Francesca O’Kane used various proteins from peas and soya for her research. After heating the plant proteins formed a gel from which she could deduce the structure of the proteins after heating. Although the pea protein legumin has a structure which is very similar to the soya protein glycinin, O’Kane discovered clear differences between the two proteins after heating. The gel of the soya protein could be repeatedly heated without the gel losing its strength or flexibility. This was not possible with the pea protein gel, due to its unusual spatial structure. Upon repeated heating this gel became increasingly stiff.
The greatest stumbling block in the design of foodstuffs using non-animal proteins is the unpredictability of the final product’s structure, the so-called texture. O’Kane used several proteins from peas to map the behaviour of plant proteins. She followed the molecular structure of the proteins in three stages: the unfolding during heating, the aggregation after heating and the eventual formation of a network, in which the proteins formed a gel. The formation of the gel provides a model for how proteins aggregate.

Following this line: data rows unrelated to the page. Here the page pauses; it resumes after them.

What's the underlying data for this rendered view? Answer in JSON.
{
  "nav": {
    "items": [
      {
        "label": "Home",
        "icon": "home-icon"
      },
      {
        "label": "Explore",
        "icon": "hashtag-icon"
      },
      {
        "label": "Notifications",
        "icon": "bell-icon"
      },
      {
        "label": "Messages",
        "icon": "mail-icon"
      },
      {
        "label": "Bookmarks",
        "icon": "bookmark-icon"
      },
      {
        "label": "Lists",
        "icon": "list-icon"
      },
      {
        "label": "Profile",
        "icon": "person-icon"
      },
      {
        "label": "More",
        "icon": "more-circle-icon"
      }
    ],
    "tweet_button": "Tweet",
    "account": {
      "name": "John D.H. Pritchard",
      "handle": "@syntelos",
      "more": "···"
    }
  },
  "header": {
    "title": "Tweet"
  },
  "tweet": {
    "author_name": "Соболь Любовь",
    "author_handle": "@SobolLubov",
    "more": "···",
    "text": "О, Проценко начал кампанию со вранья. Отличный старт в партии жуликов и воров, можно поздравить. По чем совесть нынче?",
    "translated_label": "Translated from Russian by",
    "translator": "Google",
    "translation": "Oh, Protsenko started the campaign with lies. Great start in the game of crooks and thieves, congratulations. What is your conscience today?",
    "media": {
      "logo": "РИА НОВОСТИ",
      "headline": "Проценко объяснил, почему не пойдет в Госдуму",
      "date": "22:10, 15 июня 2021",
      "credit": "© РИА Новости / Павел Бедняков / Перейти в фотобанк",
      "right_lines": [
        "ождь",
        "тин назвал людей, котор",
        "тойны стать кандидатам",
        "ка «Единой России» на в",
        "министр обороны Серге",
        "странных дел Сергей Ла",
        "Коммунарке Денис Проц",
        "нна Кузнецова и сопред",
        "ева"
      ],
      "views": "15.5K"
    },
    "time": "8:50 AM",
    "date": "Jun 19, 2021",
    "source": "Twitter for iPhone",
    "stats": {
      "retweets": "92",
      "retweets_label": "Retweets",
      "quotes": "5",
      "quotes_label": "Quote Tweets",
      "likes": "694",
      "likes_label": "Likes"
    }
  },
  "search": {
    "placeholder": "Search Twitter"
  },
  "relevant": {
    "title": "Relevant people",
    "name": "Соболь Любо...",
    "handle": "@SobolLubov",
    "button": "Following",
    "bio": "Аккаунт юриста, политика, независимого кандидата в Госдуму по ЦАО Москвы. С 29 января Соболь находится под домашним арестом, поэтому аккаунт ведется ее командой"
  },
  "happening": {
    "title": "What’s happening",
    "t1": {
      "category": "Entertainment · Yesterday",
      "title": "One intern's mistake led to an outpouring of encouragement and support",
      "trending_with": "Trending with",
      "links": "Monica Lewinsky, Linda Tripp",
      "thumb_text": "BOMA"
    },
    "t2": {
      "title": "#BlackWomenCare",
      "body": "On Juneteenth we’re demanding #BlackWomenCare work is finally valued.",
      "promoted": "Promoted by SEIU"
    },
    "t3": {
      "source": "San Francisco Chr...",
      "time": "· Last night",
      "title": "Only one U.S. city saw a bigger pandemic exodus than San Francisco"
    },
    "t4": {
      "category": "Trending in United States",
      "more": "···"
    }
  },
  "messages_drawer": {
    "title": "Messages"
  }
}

Sonja Jacobs | alfa
Plasma-zapping process could yield trans fat-free soybean oil product
02.12.2016 | Purdue University
New findings about the deformed wing virus, a major factor in honey bee colony mortality
11.11.2016 | Veterinärmedizinische Universität Wien

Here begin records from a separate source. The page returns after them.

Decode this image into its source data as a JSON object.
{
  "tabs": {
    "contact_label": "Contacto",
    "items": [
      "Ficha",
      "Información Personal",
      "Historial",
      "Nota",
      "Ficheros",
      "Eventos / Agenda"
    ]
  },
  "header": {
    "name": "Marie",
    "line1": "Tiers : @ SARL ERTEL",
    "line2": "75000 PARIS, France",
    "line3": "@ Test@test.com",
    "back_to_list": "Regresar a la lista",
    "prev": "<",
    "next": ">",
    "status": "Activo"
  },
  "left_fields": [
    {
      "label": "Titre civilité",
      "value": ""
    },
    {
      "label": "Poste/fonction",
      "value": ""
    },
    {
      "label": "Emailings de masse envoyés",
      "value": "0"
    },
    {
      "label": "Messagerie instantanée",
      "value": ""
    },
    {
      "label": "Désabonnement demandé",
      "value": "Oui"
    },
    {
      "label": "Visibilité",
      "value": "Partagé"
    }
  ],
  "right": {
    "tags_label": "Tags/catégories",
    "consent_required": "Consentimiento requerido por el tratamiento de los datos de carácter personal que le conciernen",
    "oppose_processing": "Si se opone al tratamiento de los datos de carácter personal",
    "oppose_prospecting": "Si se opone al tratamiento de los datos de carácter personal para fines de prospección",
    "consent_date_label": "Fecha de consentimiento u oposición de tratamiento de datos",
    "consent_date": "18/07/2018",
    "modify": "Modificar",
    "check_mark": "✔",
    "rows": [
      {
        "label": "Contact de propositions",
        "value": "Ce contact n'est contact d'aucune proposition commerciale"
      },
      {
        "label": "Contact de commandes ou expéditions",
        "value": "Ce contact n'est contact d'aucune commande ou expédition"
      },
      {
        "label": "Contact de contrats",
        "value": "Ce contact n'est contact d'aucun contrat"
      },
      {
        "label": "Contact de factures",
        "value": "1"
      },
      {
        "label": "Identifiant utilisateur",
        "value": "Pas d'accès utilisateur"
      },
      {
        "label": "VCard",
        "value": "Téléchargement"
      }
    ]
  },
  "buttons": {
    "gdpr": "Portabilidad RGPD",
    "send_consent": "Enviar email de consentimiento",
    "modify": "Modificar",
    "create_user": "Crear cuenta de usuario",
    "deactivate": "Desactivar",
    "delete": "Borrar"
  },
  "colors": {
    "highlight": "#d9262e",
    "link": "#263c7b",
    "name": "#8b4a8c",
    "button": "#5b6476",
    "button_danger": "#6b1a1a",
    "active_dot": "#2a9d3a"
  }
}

Physicists of the University of Würzburg have made an astonishing discovery in a specific type of topological insulators. The effect is due to the structure of the materials used. The researchers have now published their work in the journal Science.
Topological insulators are currently the hot topic in physics according to the newspaper Neue Zürcher Zeitung. Only a few weeks ago, their importance was...

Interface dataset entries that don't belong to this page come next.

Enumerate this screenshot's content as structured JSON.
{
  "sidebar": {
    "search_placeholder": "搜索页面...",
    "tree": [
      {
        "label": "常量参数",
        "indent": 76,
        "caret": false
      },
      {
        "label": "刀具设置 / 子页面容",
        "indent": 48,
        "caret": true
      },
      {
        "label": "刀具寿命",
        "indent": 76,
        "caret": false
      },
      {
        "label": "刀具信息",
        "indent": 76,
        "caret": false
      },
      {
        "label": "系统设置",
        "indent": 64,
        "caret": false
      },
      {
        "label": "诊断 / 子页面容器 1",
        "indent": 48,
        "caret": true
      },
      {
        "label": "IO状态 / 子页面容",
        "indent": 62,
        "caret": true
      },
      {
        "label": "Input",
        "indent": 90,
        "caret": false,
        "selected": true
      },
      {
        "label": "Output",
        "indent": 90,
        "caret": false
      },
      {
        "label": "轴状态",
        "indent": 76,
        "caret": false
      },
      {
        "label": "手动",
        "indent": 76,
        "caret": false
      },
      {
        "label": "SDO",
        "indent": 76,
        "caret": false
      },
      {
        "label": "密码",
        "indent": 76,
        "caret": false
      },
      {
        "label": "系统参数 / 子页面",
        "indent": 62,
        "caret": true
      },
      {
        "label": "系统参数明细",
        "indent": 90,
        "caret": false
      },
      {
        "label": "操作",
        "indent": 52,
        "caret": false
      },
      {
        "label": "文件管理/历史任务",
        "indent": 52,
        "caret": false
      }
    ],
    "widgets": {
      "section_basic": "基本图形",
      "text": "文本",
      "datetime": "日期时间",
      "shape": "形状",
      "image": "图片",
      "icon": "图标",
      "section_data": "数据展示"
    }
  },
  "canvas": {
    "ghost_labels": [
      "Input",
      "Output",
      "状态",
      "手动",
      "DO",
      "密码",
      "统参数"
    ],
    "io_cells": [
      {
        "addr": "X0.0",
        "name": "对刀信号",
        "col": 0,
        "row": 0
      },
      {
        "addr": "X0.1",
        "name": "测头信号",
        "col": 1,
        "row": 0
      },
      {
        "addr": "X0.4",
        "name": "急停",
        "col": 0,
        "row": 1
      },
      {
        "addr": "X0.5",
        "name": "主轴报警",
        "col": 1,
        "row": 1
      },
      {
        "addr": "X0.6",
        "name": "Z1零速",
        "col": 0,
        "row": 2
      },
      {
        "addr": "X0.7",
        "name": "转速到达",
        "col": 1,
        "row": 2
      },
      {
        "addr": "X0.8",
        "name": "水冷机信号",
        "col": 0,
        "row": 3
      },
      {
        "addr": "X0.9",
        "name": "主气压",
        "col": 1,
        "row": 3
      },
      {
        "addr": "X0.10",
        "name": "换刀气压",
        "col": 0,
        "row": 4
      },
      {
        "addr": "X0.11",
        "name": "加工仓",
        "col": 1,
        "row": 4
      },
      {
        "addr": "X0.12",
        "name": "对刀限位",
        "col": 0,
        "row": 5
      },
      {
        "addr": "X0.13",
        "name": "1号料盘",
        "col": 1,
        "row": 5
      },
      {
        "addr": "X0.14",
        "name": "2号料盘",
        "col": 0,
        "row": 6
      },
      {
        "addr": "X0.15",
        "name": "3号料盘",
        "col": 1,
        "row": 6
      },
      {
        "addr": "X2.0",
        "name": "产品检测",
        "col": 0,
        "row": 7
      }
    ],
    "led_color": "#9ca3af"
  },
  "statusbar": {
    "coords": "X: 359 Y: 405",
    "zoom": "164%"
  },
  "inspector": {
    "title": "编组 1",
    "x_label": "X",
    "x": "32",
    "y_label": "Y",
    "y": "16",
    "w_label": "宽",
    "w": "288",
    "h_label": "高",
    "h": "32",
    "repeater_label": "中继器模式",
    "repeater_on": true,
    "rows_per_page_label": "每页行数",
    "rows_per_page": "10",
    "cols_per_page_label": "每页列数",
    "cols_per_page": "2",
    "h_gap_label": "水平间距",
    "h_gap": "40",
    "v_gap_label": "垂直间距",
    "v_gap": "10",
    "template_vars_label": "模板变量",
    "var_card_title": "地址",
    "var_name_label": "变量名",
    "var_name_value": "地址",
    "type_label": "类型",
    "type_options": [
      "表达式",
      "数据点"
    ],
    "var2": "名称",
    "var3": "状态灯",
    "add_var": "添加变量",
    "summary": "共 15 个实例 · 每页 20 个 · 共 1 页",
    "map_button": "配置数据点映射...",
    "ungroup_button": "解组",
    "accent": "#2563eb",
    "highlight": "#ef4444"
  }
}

In recent years, lasers with ultrashort pulses (USP) down to the femtosecond range have become established on an industrial scale. They could advance some applications with the much-lauded “cold ablation” – if that meant they would then achieve more throughput. A new generation of process engineering that will address this issue in particular will be discussed at the “4th UKP Workshop – Ultrafast Laser Technology” in April 2017.
Even back in the 1990s, scientists were comparing materials processing with nanosecond, picosecond and femtosesecond pulses. The result was surprising:...
Have you ever wondered how you see the world? Vision is about photons of light, which are packets of energy, interacting with the atoms or molecules in what...
A multi-institutional research collaboration has created a novel approach for fabricating three-dimensional micro-optics through the shape-defined formation of porous silicon (PSi), with broad impacts in integrated optoelectronics, imaging, and photovoltaics.
Working with colleagues at Stanford and The Dow Chemical Company, researchers at the University of Illinois at Urbana-Champaign fabricated 3-D birefringent...
In experiments with magnetic atoms conducted at extremely low temperatures, scientists have demonstrated a unique phase of matter: The atoms form a new type of quantum liquid or quantum droplet state. These so called quantum droplets may preserve their form in absence of external confinement because of quantum effects. The joint team of experimental physicists from Innsbruck and theoretical physicists from Hannover report on their findings in the journal Physical Review X.
“Our Quantum droplets are in the gas phase but they still drop like a rock,” explains experimental physicist Francesca Ferlaino when talking about the...
16.11.2016 | Event News
01.11.2016 | Event News
14.10.2016 | Event News
09.12.2016 | Life Sciences
09.12.2016 | Ecology, The Environment and Conservation
09.12.2016 | Health and Medicine